#### THE TASK
Each record should be retyped word for word.

*** Opening of AVAILABLE DATA ***

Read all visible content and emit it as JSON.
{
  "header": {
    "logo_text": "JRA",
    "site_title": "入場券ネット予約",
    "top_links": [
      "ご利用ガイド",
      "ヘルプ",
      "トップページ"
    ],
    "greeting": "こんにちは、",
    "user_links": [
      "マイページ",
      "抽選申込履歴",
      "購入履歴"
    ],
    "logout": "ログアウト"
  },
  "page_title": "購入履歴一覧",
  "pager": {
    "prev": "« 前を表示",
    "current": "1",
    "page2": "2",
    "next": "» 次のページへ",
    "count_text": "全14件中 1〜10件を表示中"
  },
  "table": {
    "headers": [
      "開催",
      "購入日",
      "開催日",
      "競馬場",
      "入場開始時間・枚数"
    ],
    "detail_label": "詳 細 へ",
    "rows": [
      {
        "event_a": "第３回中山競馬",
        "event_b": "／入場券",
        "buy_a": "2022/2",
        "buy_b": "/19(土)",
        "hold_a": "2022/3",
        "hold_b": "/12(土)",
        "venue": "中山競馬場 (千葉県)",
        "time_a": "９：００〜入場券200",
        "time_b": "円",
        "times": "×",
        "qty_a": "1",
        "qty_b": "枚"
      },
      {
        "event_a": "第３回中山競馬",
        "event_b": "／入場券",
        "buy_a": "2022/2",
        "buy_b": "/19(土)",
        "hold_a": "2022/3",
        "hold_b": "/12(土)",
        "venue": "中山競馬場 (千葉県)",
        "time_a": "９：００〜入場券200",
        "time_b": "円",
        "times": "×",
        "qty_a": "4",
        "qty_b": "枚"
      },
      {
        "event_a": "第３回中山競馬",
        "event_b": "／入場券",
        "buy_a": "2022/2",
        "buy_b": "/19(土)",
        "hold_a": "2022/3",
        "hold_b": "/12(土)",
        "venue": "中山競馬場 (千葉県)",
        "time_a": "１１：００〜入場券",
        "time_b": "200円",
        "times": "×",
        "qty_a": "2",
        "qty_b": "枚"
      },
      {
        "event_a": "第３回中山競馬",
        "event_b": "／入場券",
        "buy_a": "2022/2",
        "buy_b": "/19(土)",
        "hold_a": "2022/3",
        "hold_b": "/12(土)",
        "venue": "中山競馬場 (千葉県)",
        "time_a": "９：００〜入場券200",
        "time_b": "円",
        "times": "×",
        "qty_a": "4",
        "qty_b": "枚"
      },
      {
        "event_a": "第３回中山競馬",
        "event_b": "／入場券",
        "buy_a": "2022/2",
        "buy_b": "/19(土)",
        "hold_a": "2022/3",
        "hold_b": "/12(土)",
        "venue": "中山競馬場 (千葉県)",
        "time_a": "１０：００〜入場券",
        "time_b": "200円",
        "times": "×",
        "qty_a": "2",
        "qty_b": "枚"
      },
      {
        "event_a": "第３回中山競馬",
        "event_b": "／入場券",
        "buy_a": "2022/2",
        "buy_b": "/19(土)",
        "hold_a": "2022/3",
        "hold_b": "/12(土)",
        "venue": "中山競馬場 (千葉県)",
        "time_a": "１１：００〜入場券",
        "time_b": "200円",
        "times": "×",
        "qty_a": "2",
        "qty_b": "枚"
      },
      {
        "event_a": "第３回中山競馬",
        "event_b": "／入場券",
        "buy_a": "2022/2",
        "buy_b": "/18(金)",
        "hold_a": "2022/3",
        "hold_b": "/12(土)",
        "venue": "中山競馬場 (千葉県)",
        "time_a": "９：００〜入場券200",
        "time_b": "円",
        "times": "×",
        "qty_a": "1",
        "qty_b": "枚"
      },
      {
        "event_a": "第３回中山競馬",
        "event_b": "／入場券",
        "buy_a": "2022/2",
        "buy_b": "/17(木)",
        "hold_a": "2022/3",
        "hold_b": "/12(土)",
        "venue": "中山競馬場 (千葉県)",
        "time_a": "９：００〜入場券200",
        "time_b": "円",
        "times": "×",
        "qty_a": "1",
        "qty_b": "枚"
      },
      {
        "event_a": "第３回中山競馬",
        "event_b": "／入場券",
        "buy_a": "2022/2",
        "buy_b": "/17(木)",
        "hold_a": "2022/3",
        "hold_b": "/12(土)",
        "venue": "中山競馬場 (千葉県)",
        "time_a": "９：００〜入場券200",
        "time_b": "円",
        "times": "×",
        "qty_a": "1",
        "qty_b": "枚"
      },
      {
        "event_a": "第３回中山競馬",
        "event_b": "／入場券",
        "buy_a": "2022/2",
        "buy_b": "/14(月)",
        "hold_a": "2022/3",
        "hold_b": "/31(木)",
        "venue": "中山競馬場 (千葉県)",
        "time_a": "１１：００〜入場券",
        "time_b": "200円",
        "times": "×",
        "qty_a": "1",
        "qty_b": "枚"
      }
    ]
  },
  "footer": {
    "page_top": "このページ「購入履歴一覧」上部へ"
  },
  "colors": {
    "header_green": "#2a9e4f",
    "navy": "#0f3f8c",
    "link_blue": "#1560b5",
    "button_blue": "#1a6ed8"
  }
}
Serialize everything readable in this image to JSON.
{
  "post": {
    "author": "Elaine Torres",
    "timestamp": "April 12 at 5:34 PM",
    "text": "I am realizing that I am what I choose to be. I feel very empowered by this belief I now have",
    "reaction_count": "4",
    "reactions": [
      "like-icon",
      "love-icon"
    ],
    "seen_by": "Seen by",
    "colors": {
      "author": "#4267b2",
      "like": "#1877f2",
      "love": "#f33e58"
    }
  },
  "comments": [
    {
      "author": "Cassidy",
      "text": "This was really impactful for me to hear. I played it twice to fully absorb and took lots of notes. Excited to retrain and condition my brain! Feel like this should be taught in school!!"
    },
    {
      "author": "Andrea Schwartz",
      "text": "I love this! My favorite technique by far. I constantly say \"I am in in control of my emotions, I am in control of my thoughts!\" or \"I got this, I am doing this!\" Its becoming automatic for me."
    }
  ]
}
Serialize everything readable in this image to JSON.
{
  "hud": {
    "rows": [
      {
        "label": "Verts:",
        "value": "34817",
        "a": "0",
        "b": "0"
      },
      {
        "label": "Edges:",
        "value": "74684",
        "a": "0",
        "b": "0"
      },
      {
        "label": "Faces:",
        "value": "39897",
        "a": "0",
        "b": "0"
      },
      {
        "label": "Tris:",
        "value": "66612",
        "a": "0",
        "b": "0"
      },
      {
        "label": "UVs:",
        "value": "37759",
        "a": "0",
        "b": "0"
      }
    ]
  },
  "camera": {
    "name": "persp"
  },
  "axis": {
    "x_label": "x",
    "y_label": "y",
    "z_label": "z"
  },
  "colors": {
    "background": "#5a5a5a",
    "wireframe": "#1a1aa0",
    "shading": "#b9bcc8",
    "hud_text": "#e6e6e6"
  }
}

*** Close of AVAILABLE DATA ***

#### EXERCISE RESPONSE
Read all visible content and emit it as JSON.
{
  "header": {
    "logo_text": "JRA",
    "site_title": "入場券ネット予約",
    "top_links": [
      "ご利用ガイド",
      "ヘルプ",
      "トップページ"
    ],
    "greeting": "こんにちは、",
    "user_links": [
      "マイページ",
      "抽選申込履歴",
      "購入履歴"
    ],
    "logout": "ログアウト"
  },
  "page_title": "購入履歴一覧",
  "pager": {
    "prev": "« 前を表示",
    "current": "1",
    "page2": "2",
    "next": "» 次のページへ",
    "count_text": "全14件中 1〜10件を表示中"
  },
  "table": {
    "headers": [
      "開催",
      "購入日",
      "開催日",
      "競馬場",
      "入場開始時間・枚数"
    ],
    "detail_label": "詳 細 へ",
    "rows": [
      {
        "event_a": "第３回中山競馬",
        "event_b": "／入場券",
        "buy_a": "2022/2",
        "buy_b": "/19(土)",
        "hold_a": "2022/3",
        "hold_b": "/12(土)",
        "venue": "中山競馬場 (千葉県)",
        "time_a": "９：００〜入場券200",
        "time_b": "円",
        "times": "×",
        "qty_a": "1",
        "qty_b": "枚"
      },
      {
        "event_a": "第３回中山競馬",
        "event_b": "／入場券",
        "buy_a": "2022/2",
        "buy_b": "/19(土)",
        "hold_a": "2022/3",
        "hold_b": "/12(土)",
        "venue": "中山競馬場 (千葉県)",
        "time_a": "９：００〜入場券200",
        "time_b": "円",
        "times": "×",
        "qty_a": "4",
        "qty_b": "枚"
      },
      {
        "event_a": "第３回中山競馬",
        "event_b": "／入場券",
        "buy_a": "2022/2",
        "buy_b": "/19(土)",
        "hold_a": "2022/3",
        "hold_b": "/12(土)",
        "venue": "中山競馬場 (千葉県)",
        "time_a": "１１：００〜入場券",
        "time_b": "200円",
        "times": "×",
        "qty_a": "2",
        "qty_b": "枚"
      },
      {
        "event_a": "第３回中山競馬",
        "event_b": "／入場券",
        "buy_a": "2022/2",
        "buy_b": "/19(土)",
        "hold_a": "2022/3",
        "hold_b": "/12(土)",
        "venue": "中山競馬場 (千葉県)",
        "time_a": "９：００〜入場券200",
        "time_b": "円",
        "times": "×",
        "qty_a": "4",
        "qty_b": "枚"
      },
      {
        "event_a": "第３回中山競馬",
        "event_b": "／入場券",
        "buy_a": "2022/2",
        "buy_b": "/19(土)",
        "hold_a": "2022/3",
        "hold_b": "/12(土)",
        "venue": "中山競馬場 (千葉県)",
        "time_a": "１０：００〜入場券",
        "time_b": "200円",
        "times": "×",
        "qty_a": "2",
        "qty_b": "枚"
      },
      {
        "event_a": "第３回中山競馬",
        "event_b": "／入場券",
        "buy_a": "2022/2",
        "buy_b": "/19(土)",
        "hold_a": "2022/3",
        "hold_b": "/12(土)",
        "venue": "中山競馬場 (千葉県)",
        "time_a": "１１：００〜入場券",
        "time_b": "200円",
        "times": "×",
        "qty_a": "2",
        "qty_b": "枚"
      },
      {
        "event_a": "第３回中山競馬",
        "event_b": "／入場券",
        "buy_a": "2022/2",
        "buy_b": "/18(金)",
        "hold_a": "2022/3",
        "hold_b": "/12(土)",
        "venue": "中山競馬場 (千葉県)",
        "time_a": "９：００〜入場券200",
        "time_b": "円",
        "times": "×",
        "qty_a": "1",
        "qty_b": "枚"
      },
      {
        "event_a": "第３回中山競馬",
        "event_b": "／入場券",
        "buy_a": "2022/2",
        "buy_b": "/17(木)",
        "hold_a": "2022/3",
        "hold_b": "/12(土)",
        "venue": "中山競馬場 (千葉県)",
        "time_a": "９：００〜入場券200",
        "time_b": "円",
        "times": "×",
        "qty_a": "1",
        "qty_b": "枚"
      },
      {
        "event_a": "第３回中山競馬",
        "event_b": "／入場券",
        "buy_a": "2022/2",
        "buy_b": "/17(木)",
        "hold_a": "2022/3",
        "hold_b": "/12(土)",
        "venue": "中山競馬場 (千葉県)",
        "time_a": "９：００〜入場券200",
        "time_b": "円",
        "times": "×",
        "qty_a": "1",
        "qty_b": "枚"
      },
      {
        "event_a": "第３回中山競馬",
        "event_b": "／入場券",
        "buy_a": "2022/2",
        "buy_b": "/14(月)",
        "hold_a": "2022/3",
        "hold_b": "/31(木)",
        "venue": "中山競馬場 (千葉県)",
        "time_a": "１１：００〜入場券",
        "time_b": "200円",
        "times": "×",
        "qty_a": "1",
        "qty_b": "枚"
      }
    ]
  },
  "footer": {
    "page_top": "このページ「購入履歴一覧」上部へ"
  },
  "colors": {
    "header_green": "#2a9e4f",
    "navy": "#0f3f8c",
    "link_blue": "#1560b5",
    "button_blue": "#1a6ed8"
  }
}
Serialize everything readable in this image to JSON.
{
  "post": {
    "author": "Elaine Torres",
    "timestamp": "April 12 at 5:34 PM",
    "text": "I am realizing that I am what I choose to be. I feel very empowered by this belief I now have",
    "reaction_count": "4",
    "reactions": [
      "like-icon",
      "love-icon"
    ],
    "seen_by": "Seen by",
    "colors": {
      "author": "#4267b2",
      "like": "#1877f2",
      "love": "#f33e58"
    }
  },
  "comments": [
    {
      "author": "Cassidy",
      "text": "This was really impactful for me to hear. I played it twice to fully absorb and took lots of notes. Excited to retrain and condition my brain! Feel like this should be taught in school!!"
    },
    {
      "author": "Andrea Schwartz",
      "text": "I love this! My favorite technique by far. I constantly say \"I am in in control of my emotions, I am in control of my thoughts!\" or \"I got this, I am doing this!\" Its becoming automatic for me."
    }
  ]
}
Serialize everything readable in this image to JSON.
{
  "hud": {
    "rows": [
      {
        "label": "Verts:",
        "value": "34817",
        "a": "0",
        "b": "0"
      },
      {
        "label": "Edges:",
        "value": "74684",
        "a": "0",
        "b": "0"
      },
      {
        "label": "Faces:",
        "value": "39897",
        "a": "0",
        "b": "0"
      },
      {
        "label": "Tris:",
        "value": "66612",
        "a": "0",
        "b": "0"
      },
      {
        "label": "UVs:",
        "value": "37759",
        "a": "0",
        "b": "0"
      }
    ]
  },
  "camera": {
    "name": "persp"
  },
  "axis": {
    "x_label": "x",
    "y_label": "y",
    "z_label": "z"
  },
  "colors": {
    "background": "#5a5a5a",
    "wireframe": "#1a1aa0",
    "shading": "#b9bcc8",
    "hud_text": "#e6e6e6"
  }
}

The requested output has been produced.